WORK ITEM -
Scan the records for the string "almennyttige", then copy each line that has it.

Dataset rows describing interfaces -
Content starts

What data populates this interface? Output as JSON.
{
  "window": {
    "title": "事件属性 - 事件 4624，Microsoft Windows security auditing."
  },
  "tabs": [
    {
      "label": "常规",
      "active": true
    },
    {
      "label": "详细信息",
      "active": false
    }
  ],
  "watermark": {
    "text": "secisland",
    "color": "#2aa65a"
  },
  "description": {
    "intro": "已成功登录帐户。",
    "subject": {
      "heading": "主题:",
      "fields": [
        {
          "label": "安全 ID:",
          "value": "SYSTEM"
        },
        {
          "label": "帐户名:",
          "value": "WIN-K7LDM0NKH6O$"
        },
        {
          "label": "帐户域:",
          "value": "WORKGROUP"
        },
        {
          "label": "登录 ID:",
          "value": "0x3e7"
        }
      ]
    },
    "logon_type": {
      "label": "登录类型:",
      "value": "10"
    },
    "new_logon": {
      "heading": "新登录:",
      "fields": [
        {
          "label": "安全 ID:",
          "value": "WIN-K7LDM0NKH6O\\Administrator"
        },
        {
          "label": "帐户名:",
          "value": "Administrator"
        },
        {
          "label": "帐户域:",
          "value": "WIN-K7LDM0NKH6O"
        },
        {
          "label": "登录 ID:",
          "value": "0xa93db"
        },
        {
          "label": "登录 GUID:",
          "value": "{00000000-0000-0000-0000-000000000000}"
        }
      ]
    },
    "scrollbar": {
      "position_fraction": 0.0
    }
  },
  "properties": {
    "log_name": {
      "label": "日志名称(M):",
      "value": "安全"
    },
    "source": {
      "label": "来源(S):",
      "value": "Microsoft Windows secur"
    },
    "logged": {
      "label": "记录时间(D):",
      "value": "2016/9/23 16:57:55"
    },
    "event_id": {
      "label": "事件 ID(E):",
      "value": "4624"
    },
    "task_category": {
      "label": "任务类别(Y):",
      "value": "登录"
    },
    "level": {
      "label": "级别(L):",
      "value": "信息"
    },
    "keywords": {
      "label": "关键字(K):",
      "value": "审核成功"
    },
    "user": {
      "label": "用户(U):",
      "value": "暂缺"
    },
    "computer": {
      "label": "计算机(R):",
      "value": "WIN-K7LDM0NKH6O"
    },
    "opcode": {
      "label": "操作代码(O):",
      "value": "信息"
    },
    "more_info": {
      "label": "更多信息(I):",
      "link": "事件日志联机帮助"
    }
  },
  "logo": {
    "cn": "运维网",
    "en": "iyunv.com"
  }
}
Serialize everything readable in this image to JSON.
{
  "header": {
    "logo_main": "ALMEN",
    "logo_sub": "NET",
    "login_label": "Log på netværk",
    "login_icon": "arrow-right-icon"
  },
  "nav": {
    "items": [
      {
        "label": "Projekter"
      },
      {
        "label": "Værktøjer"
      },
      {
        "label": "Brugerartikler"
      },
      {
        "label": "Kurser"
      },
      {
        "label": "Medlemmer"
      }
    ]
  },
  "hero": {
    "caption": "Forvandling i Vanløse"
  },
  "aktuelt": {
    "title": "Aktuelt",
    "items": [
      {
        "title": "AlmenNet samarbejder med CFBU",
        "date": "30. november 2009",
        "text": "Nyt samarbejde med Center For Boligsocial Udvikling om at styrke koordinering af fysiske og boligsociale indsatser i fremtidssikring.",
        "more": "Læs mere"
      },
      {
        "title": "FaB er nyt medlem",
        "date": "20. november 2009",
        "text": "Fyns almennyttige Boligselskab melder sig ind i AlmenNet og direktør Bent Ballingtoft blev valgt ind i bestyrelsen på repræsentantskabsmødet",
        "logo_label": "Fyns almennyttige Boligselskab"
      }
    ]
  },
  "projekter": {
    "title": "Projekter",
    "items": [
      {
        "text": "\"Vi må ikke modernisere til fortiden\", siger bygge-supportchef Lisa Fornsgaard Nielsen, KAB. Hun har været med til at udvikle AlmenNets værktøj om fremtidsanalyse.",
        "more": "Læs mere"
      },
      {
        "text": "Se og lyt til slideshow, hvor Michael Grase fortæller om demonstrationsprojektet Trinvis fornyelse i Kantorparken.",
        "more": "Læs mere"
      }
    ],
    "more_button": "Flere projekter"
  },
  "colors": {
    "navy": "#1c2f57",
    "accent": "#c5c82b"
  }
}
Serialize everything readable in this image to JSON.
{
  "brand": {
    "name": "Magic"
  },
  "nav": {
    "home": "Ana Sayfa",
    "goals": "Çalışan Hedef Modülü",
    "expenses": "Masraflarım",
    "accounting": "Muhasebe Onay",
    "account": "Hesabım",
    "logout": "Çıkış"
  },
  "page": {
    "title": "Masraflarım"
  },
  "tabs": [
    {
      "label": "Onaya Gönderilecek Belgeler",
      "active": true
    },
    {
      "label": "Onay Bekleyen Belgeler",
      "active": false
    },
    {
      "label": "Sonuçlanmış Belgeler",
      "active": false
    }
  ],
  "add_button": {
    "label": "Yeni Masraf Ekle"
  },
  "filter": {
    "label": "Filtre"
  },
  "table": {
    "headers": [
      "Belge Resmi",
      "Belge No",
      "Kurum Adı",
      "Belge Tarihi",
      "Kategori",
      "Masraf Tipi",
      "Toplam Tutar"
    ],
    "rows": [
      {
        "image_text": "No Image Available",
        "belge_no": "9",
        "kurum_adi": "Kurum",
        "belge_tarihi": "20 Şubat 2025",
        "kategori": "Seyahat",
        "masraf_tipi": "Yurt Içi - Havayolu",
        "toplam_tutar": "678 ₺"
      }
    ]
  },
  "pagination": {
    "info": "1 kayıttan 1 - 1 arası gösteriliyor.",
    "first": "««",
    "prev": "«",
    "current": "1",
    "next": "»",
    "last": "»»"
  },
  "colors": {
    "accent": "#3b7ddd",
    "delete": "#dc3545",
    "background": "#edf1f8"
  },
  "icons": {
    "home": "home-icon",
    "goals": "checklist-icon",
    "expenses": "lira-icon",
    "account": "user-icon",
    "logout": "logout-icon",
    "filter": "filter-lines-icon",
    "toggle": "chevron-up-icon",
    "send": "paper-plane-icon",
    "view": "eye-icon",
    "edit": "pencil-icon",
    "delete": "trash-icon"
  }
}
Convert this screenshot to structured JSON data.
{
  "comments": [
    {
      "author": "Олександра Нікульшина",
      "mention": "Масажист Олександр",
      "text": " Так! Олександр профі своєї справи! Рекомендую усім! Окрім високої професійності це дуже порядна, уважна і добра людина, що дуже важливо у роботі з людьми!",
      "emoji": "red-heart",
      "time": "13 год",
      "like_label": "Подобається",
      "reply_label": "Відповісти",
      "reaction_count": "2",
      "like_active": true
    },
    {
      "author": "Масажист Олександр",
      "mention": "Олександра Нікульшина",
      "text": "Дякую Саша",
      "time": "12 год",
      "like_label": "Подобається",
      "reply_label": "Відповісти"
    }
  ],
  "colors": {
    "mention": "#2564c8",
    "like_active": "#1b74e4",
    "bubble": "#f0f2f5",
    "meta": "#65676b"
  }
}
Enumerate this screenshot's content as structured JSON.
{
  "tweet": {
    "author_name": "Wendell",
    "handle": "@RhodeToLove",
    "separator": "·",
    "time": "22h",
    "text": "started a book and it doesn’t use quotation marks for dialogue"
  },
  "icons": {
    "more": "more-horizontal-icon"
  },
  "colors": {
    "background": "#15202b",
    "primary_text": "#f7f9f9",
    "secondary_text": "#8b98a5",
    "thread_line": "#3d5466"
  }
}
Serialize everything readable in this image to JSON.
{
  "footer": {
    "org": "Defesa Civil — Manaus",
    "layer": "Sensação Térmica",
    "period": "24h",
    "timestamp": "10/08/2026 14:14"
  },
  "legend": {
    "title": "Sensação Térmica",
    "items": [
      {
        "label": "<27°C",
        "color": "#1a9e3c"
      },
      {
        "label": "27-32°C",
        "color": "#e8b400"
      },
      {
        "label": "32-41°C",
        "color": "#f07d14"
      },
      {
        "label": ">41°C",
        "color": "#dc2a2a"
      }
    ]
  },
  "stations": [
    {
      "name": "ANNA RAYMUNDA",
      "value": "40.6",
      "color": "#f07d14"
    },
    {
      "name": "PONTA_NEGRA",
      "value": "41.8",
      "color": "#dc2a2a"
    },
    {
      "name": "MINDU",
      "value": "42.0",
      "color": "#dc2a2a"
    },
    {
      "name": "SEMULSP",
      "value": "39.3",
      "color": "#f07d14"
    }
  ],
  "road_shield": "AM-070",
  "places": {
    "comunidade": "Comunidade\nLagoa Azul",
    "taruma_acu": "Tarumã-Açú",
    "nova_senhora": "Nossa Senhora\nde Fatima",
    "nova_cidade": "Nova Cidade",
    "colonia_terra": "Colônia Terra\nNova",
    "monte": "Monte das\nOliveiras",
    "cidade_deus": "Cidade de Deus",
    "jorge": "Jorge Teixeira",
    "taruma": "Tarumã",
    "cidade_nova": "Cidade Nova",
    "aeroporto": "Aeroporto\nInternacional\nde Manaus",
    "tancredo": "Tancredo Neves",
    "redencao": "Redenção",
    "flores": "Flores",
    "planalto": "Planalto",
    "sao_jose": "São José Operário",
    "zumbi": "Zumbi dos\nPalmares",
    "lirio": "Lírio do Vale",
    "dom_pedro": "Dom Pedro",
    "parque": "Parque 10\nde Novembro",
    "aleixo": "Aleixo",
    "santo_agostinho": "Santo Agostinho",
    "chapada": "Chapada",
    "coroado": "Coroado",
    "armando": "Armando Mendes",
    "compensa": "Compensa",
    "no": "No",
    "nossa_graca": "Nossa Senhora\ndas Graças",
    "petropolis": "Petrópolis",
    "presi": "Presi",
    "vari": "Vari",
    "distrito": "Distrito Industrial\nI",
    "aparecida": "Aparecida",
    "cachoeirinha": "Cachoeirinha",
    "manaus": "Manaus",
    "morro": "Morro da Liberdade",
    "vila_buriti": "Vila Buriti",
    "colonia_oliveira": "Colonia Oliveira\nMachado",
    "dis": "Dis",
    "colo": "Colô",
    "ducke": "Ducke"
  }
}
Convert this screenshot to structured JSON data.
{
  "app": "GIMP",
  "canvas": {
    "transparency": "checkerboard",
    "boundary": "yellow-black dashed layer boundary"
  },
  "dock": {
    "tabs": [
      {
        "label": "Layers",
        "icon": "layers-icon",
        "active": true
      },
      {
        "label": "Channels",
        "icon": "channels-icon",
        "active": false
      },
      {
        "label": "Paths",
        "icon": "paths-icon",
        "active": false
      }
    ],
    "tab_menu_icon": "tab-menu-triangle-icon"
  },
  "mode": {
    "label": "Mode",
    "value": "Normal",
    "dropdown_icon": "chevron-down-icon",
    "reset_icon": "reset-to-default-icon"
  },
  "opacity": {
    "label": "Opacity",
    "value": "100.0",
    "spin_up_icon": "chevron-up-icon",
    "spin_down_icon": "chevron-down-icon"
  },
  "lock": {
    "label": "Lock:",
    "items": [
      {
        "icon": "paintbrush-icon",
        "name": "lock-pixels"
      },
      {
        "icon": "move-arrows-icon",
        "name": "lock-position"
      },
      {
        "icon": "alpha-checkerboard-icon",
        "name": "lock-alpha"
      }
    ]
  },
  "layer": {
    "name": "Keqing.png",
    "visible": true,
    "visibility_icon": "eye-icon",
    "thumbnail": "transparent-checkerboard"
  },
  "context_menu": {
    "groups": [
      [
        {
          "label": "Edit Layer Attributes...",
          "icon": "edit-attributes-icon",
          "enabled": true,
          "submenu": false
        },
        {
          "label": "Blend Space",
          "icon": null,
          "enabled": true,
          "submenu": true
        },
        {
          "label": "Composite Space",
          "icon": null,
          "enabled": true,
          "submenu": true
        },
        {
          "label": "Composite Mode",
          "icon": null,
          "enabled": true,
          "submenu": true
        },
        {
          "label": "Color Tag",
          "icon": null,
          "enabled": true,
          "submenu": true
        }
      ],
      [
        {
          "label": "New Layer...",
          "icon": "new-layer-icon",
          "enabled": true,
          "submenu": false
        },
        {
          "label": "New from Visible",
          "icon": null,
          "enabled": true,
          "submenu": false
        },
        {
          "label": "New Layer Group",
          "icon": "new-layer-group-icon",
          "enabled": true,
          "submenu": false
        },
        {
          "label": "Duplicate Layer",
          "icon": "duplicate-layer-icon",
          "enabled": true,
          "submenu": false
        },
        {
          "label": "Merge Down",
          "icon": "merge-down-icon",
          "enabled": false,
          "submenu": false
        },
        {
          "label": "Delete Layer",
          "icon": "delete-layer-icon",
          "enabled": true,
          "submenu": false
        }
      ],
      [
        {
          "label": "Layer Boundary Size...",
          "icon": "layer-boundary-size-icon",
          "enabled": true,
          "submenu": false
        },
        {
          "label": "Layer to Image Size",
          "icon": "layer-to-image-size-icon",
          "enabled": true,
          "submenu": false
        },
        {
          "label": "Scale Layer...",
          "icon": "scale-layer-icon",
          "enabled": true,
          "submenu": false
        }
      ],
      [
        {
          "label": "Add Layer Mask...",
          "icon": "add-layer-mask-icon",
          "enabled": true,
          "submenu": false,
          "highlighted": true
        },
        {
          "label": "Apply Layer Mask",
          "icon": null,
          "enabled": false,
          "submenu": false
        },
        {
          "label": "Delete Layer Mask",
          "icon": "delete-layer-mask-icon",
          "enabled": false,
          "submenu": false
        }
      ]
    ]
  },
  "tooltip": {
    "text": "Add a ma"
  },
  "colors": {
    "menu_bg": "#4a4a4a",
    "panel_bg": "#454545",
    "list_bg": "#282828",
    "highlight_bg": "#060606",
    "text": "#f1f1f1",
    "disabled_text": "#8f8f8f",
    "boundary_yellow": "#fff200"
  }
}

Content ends

FINISHED TASK -
        "text": "Fyns almennyttige Boligselskab melder sig ind i AlmenNet og direktør Bent Ballingtoft blev valgt ind i bestyrelsen på repræsentantskabsmødet",
        "logo_label": "Fyns almennyttige Boligselskab"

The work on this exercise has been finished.